A: A mechanic’s lien is a “hold” against your property that provides contractors and suppliers legal recourse to assure payment for services. The liens vary from state to state and allow for a cloud on the title of your property and foreclosure action. Also, if you paid the contractor, but he failed to pay the subcontractors and laborers – who do not have a contract with you – then the workers may file a mechanic's lien on your home. This could result in a double payment by you for the same job. You can protect yourself from unwarranted liens by selecting your contractor carefully and managing your construction project responsibly. Also, most construction lenders will specify a payment distribution process that involves the securing of lien waivers. The remodeling contract should address this as well, assuring that the general contractor is responsible for all payments as well as any costs required to remedy lien disputes that may arise.
May 6, 2013 6:00 pm
The month of May houses some great events and activities, like Cinco de Mayo, and the kickoff of gardening season. But it’s not only the month for margaritas and marigolds; May is also National Home Remodeling Month, and the National Association of Home Builders (NAHB) Remodelers recommends that homeowners consider the safety risks, time delays and hidden costs before attempting do-it-yourself (DIY) home improvements.

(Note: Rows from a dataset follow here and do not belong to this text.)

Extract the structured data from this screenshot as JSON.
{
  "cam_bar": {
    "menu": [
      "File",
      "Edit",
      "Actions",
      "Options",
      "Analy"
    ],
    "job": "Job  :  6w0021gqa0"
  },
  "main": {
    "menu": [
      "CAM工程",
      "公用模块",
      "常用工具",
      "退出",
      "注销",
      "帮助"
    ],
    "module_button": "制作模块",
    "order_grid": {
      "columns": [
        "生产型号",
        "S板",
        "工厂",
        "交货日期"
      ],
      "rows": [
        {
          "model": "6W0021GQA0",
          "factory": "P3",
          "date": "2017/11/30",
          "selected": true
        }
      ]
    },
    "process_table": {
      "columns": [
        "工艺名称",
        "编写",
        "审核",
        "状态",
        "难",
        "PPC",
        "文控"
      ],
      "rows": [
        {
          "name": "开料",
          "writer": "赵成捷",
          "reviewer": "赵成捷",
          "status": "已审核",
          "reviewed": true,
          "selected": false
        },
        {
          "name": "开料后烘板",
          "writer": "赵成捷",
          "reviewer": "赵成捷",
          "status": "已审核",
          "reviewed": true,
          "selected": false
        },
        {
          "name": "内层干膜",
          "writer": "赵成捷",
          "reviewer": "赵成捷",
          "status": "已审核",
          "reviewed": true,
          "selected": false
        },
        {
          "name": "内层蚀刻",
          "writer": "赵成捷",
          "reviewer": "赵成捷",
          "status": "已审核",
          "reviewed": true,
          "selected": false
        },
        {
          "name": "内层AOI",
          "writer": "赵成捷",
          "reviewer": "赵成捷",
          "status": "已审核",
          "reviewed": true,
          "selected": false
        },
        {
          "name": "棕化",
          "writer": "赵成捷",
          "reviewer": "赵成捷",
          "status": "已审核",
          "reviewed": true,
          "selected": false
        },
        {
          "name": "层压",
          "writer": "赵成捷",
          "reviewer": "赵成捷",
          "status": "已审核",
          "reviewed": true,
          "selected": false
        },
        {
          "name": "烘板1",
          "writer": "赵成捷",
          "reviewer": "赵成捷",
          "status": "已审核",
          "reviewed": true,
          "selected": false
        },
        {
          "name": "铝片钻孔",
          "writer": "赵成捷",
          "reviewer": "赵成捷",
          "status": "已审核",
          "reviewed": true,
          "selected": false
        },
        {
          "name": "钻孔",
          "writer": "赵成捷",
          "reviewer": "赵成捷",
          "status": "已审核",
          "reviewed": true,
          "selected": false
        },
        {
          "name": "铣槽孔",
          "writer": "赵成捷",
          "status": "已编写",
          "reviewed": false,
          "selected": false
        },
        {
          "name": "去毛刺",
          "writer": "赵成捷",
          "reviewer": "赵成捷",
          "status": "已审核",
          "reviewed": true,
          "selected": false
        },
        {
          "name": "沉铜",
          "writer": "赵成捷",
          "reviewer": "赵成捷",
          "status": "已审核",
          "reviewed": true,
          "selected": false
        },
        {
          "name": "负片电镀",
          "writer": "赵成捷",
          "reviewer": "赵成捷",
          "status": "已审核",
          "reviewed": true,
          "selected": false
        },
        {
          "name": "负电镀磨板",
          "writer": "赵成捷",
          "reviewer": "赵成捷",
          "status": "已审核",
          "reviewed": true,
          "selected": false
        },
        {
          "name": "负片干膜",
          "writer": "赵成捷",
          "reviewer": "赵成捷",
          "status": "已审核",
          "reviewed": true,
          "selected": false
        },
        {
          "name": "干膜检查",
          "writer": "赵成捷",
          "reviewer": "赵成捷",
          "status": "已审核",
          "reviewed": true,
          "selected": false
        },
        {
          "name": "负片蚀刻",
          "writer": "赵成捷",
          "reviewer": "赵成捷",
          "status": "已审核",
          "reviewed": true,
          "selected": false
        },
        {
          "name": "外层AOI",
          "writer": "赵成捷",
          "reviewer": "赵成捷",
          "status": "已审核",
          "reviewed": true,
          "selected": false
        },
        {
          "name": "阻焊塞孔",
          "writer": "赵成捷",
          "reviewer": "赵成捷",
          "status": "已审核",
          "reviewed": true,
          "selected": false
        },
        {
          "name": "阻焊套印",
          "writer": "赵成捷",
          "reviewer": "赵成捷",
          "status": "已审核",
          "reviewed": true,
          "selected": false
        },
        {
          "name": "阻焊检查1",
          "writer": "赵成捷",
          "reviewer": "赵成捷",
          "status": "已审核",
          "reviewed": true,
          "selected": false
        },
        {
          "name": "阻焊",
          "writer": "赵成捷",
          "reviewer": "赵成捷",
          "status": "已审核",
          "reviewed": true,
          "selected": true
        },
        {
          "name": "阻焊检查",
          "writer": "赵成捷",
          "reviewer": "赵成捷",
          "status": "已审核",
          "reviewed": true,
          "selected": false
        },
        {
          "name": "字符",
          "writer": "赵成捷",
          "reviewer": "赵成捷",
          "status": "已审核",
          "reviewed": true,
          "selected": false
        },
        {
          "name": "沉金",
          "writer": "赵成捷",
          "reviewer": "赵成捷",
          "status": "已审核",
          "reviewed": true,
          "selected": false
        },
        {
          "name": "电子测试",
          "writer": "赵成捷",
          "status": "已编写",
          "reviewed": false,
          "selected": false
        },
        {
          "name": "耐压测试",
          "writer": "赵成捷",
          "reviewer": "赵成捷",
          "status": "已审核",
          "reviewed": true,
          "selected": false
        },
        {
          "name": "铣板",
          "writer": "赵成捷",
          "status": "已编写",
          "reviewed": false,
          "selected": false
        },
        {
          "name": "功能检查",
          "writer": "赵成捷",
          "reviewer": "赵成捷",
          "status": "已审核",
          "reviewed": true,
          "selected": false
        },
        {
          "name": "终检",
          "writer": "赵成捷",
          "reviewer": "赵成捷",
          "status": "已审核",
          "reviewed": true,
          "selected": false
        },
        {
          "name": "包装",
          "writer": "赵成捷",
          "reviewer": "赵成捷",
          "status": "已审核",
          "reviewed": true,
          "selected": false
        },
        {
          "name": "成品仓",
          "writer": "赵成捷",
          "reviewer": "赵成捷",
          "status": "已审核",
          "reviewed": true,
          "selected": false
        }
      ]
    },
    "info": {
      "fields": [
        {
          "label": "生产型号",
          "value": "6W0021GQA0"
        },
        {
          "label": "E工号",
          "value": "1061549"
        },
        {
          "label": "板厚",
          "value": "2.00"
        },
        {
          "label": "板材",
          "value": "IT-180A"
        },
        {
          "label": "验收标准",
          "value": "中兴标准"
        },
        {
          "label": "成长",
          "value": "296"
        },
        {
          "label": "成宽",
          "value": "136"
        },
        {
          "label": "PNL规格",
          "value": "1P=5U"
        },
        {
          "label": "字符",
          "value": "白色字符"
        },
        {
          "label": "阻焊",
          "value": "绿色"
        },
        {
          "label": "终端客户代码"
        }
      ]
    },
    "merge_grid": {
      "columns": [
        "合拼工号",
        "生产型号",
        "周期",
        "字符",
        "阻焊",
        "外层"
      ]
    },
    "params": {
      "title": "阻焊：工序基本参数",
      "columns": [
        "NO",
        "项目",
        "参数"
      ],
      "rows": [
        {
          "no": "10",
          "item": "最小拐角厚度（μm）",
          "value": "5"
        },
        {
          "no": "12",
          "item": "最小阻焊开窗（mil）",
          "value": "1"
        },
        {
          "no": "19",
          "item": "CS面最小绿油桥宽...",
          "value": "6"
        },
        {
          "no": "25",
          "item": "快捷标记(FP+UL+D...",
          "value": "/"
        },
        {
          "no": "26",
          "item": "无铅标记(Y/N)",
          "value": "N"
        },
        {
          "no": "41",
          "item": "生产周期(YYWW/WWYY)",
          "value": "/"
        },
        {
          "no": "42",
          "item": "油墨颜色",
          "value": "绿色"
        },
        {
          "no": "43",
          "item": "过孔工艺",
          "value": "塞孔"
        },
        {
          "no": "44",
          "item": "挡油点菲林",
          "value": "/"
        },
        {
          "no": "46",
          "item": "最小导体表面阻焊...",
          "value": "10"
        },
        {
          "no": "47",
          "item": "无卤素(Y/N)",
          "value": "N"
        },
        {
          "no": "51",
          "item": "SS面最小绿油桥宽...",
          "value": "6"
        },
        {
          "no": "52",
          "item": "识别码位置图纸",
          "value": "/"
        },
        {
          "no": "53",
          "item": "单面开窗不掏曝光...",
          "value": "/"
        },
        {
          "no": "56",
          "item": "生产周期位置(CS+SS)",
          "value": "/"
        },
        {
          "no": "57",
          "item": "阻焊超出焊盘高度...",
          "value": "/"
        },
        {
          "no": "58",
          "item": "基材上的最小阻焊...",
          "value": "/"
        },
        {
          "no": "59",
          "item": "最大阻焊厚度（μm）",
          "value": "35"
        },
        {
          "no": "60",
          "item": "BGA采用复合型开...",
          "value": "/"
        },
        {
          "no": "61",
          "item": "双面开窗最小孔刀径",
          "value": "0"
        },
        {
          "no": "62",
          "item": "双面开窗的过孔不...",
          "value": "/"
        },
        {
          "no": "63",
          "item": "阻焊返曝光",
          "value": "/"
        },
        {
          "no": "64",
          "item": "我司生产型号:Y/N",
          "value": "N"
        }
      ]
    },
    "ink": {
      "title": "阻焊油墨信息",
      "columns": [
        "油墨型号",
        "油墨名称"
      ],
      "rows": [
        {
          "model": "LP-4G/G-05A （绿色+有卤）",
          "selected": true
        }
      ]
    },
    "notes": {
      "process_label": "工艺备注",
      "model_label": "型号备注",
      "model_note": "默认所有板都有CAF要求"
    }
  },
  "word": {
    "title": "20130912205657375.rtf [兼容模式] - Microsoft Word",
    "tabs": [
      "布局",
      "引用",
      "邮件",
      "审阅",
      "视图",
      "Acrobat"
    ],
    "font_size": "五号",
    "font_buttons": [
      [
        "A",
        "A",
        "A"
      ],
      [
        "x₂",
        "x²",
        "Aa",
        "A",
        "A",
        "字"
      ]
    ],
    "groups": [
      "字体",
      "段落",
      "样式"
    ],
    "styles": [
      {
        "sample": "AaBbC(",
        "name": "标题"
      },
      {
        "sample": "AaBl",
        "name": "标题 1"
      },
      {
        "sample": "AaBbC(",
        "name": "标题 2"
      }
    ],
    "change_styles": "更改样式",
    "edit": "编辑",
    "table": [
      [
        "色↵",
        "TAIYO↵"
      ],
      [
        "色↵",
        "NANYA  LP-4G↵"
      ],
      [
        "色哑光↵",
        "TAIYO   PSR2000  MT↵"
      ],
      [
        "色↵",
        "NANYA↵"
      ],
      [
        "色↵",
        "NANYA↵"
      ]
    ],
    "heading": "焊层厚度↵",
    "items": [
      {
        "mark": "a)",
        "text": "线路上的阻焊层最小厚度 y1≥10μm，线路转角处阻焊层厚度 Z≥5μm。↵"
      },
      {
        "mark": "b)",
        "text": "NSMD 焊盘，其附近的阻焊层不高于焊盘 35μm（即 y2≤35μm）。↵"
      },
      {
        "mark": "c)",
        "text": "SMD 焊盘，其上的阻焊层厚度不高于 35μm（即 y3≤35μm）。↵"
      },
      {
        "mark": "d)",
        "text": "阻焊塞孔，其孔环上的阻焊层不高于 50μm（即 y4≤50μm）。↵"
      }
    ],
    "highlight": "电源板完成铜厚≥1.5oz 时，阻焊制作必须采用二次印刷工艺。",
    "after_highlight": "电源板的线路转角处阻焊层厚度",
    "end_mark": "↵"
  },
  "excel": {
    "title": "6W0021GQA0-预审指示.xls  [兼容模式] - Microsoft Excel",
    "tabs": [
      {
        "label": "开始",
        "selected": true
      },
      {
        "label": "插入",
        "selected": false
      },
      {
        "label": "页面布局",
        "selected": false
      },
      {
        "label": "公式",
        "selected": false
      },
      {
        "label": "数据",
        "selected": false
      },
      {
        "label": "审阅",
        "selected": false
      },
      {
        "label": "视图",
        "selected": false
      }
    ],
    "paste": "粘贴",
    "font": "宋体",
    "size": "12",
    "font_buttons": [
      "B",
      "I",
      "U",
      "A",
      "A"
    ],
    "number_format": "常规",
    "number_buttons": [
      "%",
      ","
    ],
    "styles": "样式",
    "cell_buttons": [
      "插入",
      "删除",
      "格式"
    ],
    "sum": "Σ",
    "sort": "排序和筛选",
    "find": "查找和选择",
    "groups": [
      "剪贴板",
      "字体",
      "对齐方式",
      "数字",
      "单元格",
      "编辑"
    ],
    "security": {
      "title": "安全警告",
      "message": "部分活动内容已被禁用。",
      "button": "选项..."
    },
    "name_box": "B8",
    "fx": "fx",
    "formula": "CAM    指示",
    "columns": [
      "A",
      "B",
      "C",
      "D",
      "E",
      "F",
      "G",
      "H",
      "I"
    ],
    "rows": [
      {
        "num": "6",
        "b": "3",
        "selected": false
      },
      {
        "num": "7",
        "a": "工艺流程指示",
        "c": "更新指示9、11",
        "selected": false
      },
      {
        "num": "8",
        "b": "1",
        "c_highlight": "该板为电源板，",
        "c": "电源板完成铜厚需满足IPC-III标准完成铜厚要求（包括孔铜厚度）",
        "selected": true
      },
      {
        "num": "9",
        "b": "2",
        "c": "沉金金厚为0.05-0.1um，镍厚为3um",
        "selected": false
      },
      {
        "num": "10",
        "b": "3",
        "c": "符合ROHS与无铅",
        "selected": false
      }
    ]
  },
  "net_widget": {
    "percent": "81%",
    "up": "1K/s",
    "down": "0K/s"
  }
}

According to HUD and the U.S. Census Bureau, homeowner DIY projects accounted for 37 percent of all home remodeling projects performed nationwide from 2010-2011. While many projects look manageable at first glance, there are many points to consider when determining the “real” cost generated on a project.
“Remodeling can be complex and often times full of surprises, even for experts like our members,” says NAHB Remodelers Chairman Bill Shaw, GMR, GMB, CGP, a remodeler from Houston. “DIY projects should be rewarding and fun, but if your DIY can’t be completed in the planned price range or your safety is at risk, leave the work in the hands of professional remodelers.”
Review the following considerations before sinking resources into a DIY home remodel:
- Many of the products purchased for the DIY market, although designated by a name brand, are not always the same quality available to contractors. It is also important to verify the terms of the product warranty. Many warranties become void by improper installation.
- Without the proper training and preparation, a DIYer can, and has, landed in the emergency room. Unfamiliarity with new tools and techniques can lead to life-threatening accidents. A good rule of thumb for any home owner is to avoid projects that require a license or structural changes to walls, roofs and floors.
Troubleshooting unexpected issues often takes more time and expertise than originally planned. Hiring a professional will ensure that you have a contract with a completion date and that the remodeler will bring in whatever help is necessary to get the job finished on time.